In the autumn of 1467, there were rumours that Warwick was now sympathetic to the Lancastrian cause, the king however accepted his denial in writing. In July the same year, it was revealed that Warwick’s deputy in Calais, John, Lord Wenlock, was involved in a Lancastrian conspiracy, and early in 1469 another plot was uncovered, involving John de Vere, Earl of Oxford. It was becoming clear that the discontent with Edward’s reign was widespread, a fact that Warwick decided to exploit.
Warwick now orchestrated a rebellion in Yorkshire while he was away, led by a “Robin of Redesdale”. Warwick’s plan involved winning over Edward’s brother George, possibly with the prospect of installing him on the throne. The nineteen-year-old had shown himself to share many of the abilities of his older brother, but was also jealous and overambitious. In July the two sailed over to Calais where George was married to Isabel. From there they returned to England, where they gathered the men of Kent to join the rebellion in the north. Meanwhile, the king’s forces were defeated at Edgecote, William Herbert, Earl of Pembroke, was killed in the fighting and Humphrey Stafford, Earl of Devon, was caught in flight and lynched by a mob. Later, Earl Rivers and his son John were also apprehended and murdered. With his army defeated, the king was arrested and imprisoned. In the long run, however, it proved impossible to rule without the king, and continuing disorder forced Warwick to release Edward in September 1469.
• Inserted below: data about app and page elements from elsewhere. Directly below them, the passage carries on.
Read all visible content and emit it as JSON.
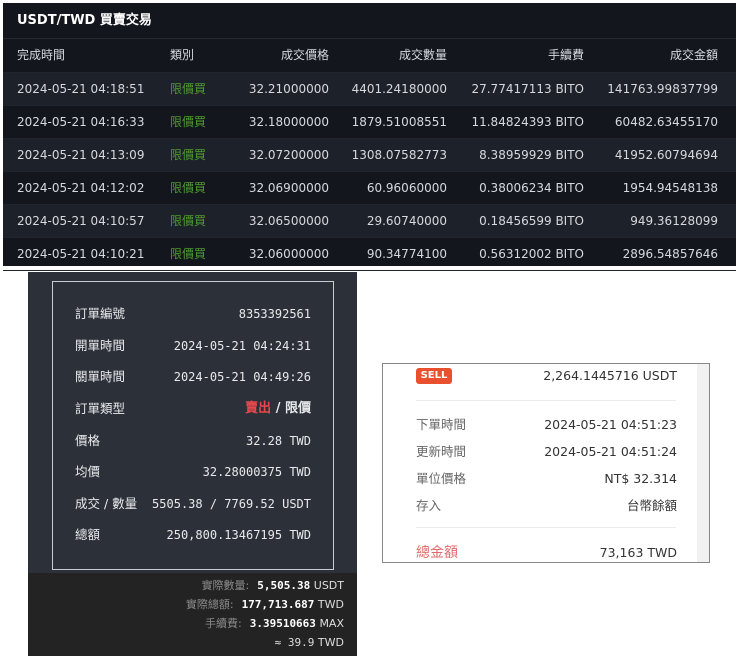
{
  "trades": {
    "title": "USDT/TWD 買賣交易",
    "headers": [
      "完成時間",
      "類別",
      "成交價格",
      "成交數量",
      "手續費",
      "成交金額"
    ],
    "rows": [
      [
        "2024-05-21 04:18:51",
        "限價買",
        "32.21000000",
        "4401.24180000",
        "27.77417113 BITO",
        "141763.99837799"
      ],
      [
        "2024-05-21 04:16:33",
        "限價買",
        "32.18000000",
        "1879.51008551",
        "11.84824393 BITO",
        "60482.63455170"
      ],
      [
        "2024-05-21 04:13:09",
        "限價買",
        "32.07200000",
        "1308.07582773",
        "8.38959929 BITO",
        "41952.60794694"
      ],
      [
        "2024-05-21 04:12:02",
        "限價買",
        "32.06900000",
        "60.96060000",
        "0.38006234 BITO",
        "1954.94548138"
      ],
      [
        "2024-05-21 04:10:57",
        "限價買",
        "32.06500000",
        "29.60740000",
        "0.18456599 BITO",
        "949.36128099"
      ],
      [
        "2024-05-21 04:10:21",
        "限價買",
        "32.06000000",
        "90.34774100",
        "0.56312002 BITO",
        "2896.54857646"
      ]
    ]
  },
  "order": {
    "rows": [
      {
        "label": "訂單編號",
        "value": "8353392561"
      },
      {
        "label": "開單時間",
        "value": "2024-05-21 04:24:31"
      },
      {
        "label": "關單時間",
        "value": "2024-05-21 04:49:26"
      },
      {
        "label": "訂單類型",
        "side": "賣出",
        "sep": "/",
        "type": "限價"
      },
      {
        "label": "價格",
        "value": "32.28 TWD"
      },
      {
        "label": "均價",
        "value": "32.28000375 TWD"
      },
      {
        "label": "成交 / 數量",
        "value": "5505.38 / 7769.52 USDT"
      },
      {
        "label": "總額",
        "value": "250,800.13467195 TWD"
      }
    ],
    "footer": [
      {
        "label": "實際數量:",
        "value": "5,505.38",
        "unit": "USDT"
      },
      {
        "label": "實際總額:",
        "value": "177,713.687",
        "unit": "TWD"
      },
      {
        "label": "手續費:",
        "value": "3.39510663",
        "unit": "MAX"
      },
      {
        "label": "",
        "value": "≈ 39.9",
        "unit": "TWD"
      }
    ]
  },
  "sell": {
    "badge": "SELL",
    "amount": "2,264.1445716 USDT",
    "rows": [
      {
        "label": "下單時間",
        "value": "2024-05-21 04:51:23"
      },
      {
        "label": "更新時間",
        "value": "2024-05-21 04:51:24"
      },
      {
        "label": "單位價格",
        "value": "NT$ 32.314"
      },
      {
        "label": "存入",
        "value": "台幣餘額"
      }
    ],
    "total_label": "總金額",
    "total_value": "73,163 TWD"
  },
  "colors": {
    "buy": "#4f9a2f",
    "sell": "#e5484d",
    "badge": "#e8502e"
  }
}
A reconciliation was achieved between Warwick and the king for some months, but the restoration of Henry Percy to the earldom of Northumberland prevented any chance this would continue (there was a long standing feud between the Percy’s and Neville’s). A trap was set for the king when disturbances in Lincolnshire led him north. Edward discovered the plot when Lord Welles, was routed at Losecote Field, and gave away the plan. Warwick soon gave up, and fled the country with Clarence. Denied access to Calais, they sought refuge with King Louis XI of France. Louis arranged a reconciliation between Warwick and Margaret of Anjou (Henry VI’s wife), and as part of the agreement, Margaret and Henry’s son, Edward, Prince of Wales, would marry Warwick’s daughter Anne. The objective of the alliance was to restore Henry VI to the throne.
Again Warwick staged an uprising in the north, and with the king away, he and Clarence landed at Dartmouth and Plymouth on 13 September 1470. Among the many who flocked to Warwick’s side was his brother Montagu, who had not taken part in the last rebellion, but was disappointed when his loyalty to the king had not been rewarded with the restoration of his earldom. This time the trap set up for the king worked; as Edward hurried south, Montagu’s forces approached from the north, and the king found himself surrounded. On 2 October he fled to the Netherlands. King Henry was now restored, with Warwick acting as the true ruler in his capacity as lieutenant. At a parliament in November, Edward was attainted of his lands and titles, and Clarence was awarded the Duchy of York.